“The visiting of castles and chateaux is of course very popular in the Czech Republic, both for local and foreign visitors. The National Heritage Institute (NPU) has got 104 sites it runs and looks after and we see 4.5 million visitors per year, which is huge. The tradition goes back to the mid-19th century and even earlier.”
The NPU’s Guidebook to Monuments shows a little map of all the sites, with the iconography indicating that the overwhelming majority are open to the public at some time during the year. It must be a huge endeavour to administer so many sites…
“It’s true. And it’s not just castles. There is, for example, also an historic mill for visitors to see and a former mine in Ostrava. The sites they can see are very variable.”
What about the new season that has just begun? What are some of the highlights?
“This year we are marking the 550th anniversary of a meeting of rulers including George of Poděbrady, the Czech king and a member of the Kunštát noble family. George attempted to secure peace with Rome by a radical suggestion, considered by some to have been a proposal before its time of a European union, based on common ideals.

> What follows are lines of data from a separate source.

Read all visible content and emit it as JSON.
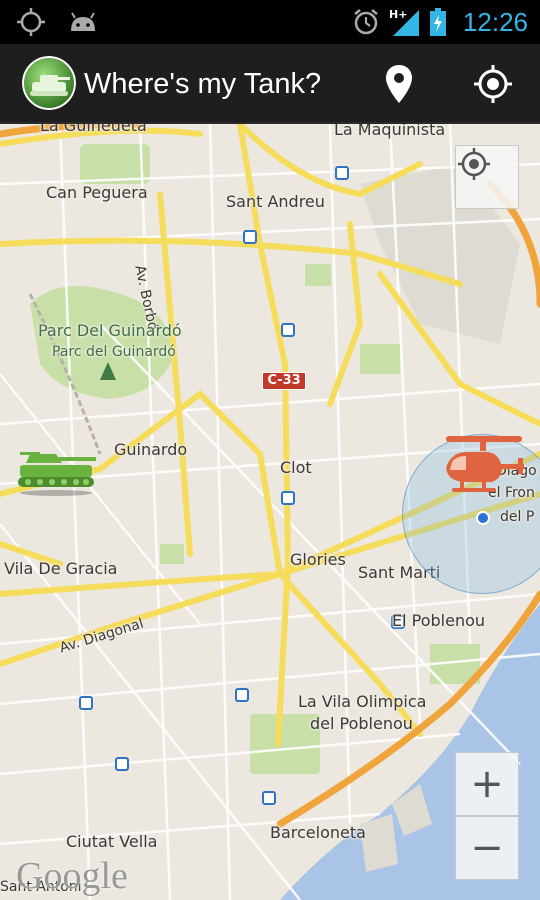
{
  "status_bar": {
    "time": "12:26",
    "left_icons": [
      "gps-icon",
      "android-debug-icon"
    ],
    "right_icons": [
      "alarm-icon",
      "signal-hplus-icon",
      "battery-charging-icon"
    ],
    "accent_color": "#33b5e5"
  },
  "action_bar": {
    "title": "Where's my Tank?",
    "app_icon": "tank-app-icon",
    "actions": [
      {
        "name": "place-pin",
        "icon": "map-pin-icon"
      },
      {
        "name": "my-location",
        "icon": "crosshair-icon"
      }
    ]
  },
  "map": {
    "labels": {
      "la_guineueta": "La Guineueta",
      "la_maquinista": "La Maquinista",
      "can_peguera": "Can Peguera",
      "sant_andreu": "Sant Andreu",
      "av_borbo": "Av. Borbó",
      "parc_guinardo_1": "Parc Del Guinardó",
      "parc_guinardo_2": "Parc del Guinardó",
      "guinardo": "Guinardo",
      "clot": "Clot",
      "vila_de_gracia": "Vila De Gracia",
      "glories": "Glories",
      "sant_marti": "Sant Marti",
      "el_poblenou": "El Poblenou",
      "av_diagonal": "Av. Diagonal",
      "vila_olimpica_1": "La Vila Olimpica",
      "vila_olimpica_2": "del Poblenou",
      "ciutat_vella": "Ciutat Vella",
      "barceloneta": "Barceloneta",
      "sant_antoni": "Sant Antoni",
      "diag_1": "Diago",
      "diag_2": "el Fron",
      "diag_3": "del P"
    },
    "road_shield": "C-33",
    "zoom_in": "+",
    "zoom_out": "−",
    "attribution": "Google",
    "markers": {
      "player": "tank-icon",
      "enemy": "helicopter-icon"
    },
    "colors": {
      "land": "#ece8df",
      "road_major": "#f7e36a",
      "road_minor": "#ffffff",
      "park": "#c9dfa8",
      "water": "#a9c4e6",
      "tank": "#6ab23f",
      "helicopter": "#e0643f"
    }
  }
}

George as the Czech king was descended from old Czech and Moravian ancestry – the only one.
“There are several activities to this theme: exhibitions and cultural events. ON June 21 we will open a large exhibition at Kunštát Castle. The castle is not that big and not as well-known as some sites. We would like to change that.”
Castles in the Czech Republic often feature a number of architectural styles, sometimes Romanesque, High Gothic, Renaissance, different stages. In this respect, what is Kunštát like?
“This castle has a medieval ‘heart’ which is where the upcoming exhibition will be held. Otherwise, much of the castle was renovated in in the 19th century – but its older heart is hidden inside.”
This year also marks the 100th anniversary of WWI, sparked by the assassination of Franz Ferdinand and his wife Sophia Chotek (Žofie Chotková of the Chotkovy Czech noble family) in Sarajevo in 1914; what is planned there?
“We want to commemorate their tragic deaths. Konopiště Chateau, near Prague, was their last place of residence. So we have a lot of their personal belongings and we even have the bullet which killed him – which is a little creepy.”
Was that recently acquired?
“No, but it is only going on view now.”
So a sort of historic ‘ballistics report’...
“Kind of. There will also be a commemoration of the whole family. There are three other chateaux with linked exhibitions: there is Zákupy, where the couple married; there is the chateau in Velké Březno where Zofie grew up.”
“I think he was accepted. He was a Habsburg but he chose to live here and I think he was accepted within the Czech context within the Austro-Hungarian monarchy. And of course, the date of his and her assassination went down as a turning point in history on which we want to refelect.”